COLUMBIA — A woman who admitted stealing hundreds of thousands of dollars from a South Carolina tourism group should spend less time in prison because of her help in drug cases, prosecutors said in court papers filed Friday.
Instead of 2½ years, Rachel Duncan should spend about 2 years in federal prison because she has given authorities tips that led to more than a half-dozen drug-related arrests in Richland and Lexington counties, Assistant U.S. Attorney Winston Holliday wrote.
Last month, Duncan, 42, was sentenced after admitting she embezzled nearly $400,000 from the South Carolina Hospitality Association. The group’s former director said in a suicide note that the crime drove him to take his own life.
Two weeks later, prosecutors said, Duncan called Richland County authorities to report that methamphetamine was being cooked in an area hotel.
Also in August, Duncan and her husband called authorities to report that methamphetamine was being distributed in Lexington County, prosecutors said. Two people were arrested in that case, prosecutors said.
Duncan has been free until she reports to prison later this year, and her attorney didn’t immediately return a message Friday.
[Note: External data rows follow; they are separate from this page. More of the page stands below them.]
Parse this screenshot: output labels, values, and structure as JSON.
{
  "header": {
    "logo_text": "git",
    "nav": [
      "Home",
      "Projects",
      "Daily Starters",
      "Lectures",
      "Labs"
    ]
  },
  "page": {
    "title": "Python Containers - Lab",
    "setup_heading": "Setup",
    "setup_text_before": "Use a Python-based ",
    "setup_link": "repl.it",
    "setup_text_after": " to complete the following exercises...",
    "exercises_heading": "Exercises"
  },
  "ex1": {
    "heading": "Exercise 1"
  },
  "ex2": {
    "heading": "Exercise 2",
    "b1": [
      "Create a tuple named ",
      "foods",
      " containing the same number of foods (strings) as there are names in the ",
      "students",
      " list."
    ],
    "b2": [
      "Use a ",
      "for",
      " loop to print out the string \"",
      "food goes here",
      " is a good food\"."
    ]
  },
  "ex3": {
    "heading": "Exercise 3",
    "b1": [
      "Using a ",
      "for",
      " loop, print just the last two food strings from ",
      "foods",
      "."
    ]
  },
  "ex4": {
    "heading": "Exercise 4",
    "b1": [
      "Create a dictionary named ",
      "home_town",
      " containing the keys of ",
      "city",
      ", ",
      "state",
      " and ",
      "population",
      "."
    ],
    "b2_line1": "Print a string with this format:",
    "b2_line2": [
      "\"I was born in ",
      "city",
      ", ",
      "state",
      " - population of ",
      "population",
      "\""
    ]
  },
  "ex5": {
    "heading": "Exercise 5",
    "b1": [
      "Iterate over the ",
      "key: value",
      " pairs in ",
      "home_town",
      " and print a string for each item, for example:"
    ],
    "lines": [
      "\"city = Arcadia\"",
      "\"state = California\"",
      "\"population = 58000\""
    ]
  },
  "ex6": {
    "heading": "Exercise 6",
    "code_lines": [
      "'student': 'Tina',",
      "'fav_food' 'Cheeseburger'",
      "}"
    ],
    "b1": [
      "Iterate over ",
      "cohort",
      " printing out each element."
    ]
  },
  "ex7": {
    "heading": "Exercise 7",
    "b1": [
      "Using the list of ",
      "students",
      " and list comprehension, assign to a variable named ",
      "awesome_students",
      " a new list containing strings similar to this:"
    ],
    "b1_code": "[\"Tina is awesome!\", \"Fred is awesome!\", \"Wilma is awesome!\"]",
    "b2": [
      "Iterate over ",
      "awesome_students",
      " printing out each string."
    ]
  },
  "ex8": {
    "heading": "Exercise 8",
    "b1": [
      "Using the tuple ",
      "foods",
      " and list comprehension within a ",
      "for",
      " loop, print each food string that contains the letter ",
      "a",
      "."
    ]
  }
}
Duncan was the accounting director for the association, which lobbies on behalf of South Carolina’s multibillion dollar tourism industry.
She pleaded guilty to tax evasion and wire fraud charges and was initially charged with stealing nearly $500,000 – but prosecutors said they could prove she had taken only just over $367,000, which she has been ordered to repay.
Duncan said she stole the money to support a decadeslong addiction to gambling. In addition to the drug cases, prosecutors have said that Duncan has also been helping them in an investigation into video gambling.
It was when executive director Tom Sponseller went missing earlier this year that a probe by federal authorities into the group’s finances came to light, revealing that an audit had shown $480,000 missing from the association’s coffers.
Authorities drew no link between Sponseller and the missing money. But 10 days after his February disappearance, Sponseller’s body was found in a locked room in the parking garage of his office building. Authorities determined that he had shot himself after investigators found a gun beside his body and the weapon’s packaging inside his locked office desk.
Authorities also discovered a three-page note, in which Sponseller described Duncan’s confession to stealing the money and how despondent he was over her betrayal and misdeeds, as they happened on his watch. Both prosecutors and U.S. District Judge Joseph F. Anderson Jr. made it clear that they drew no direct link between Duncan’s actions and Sponseller’s death.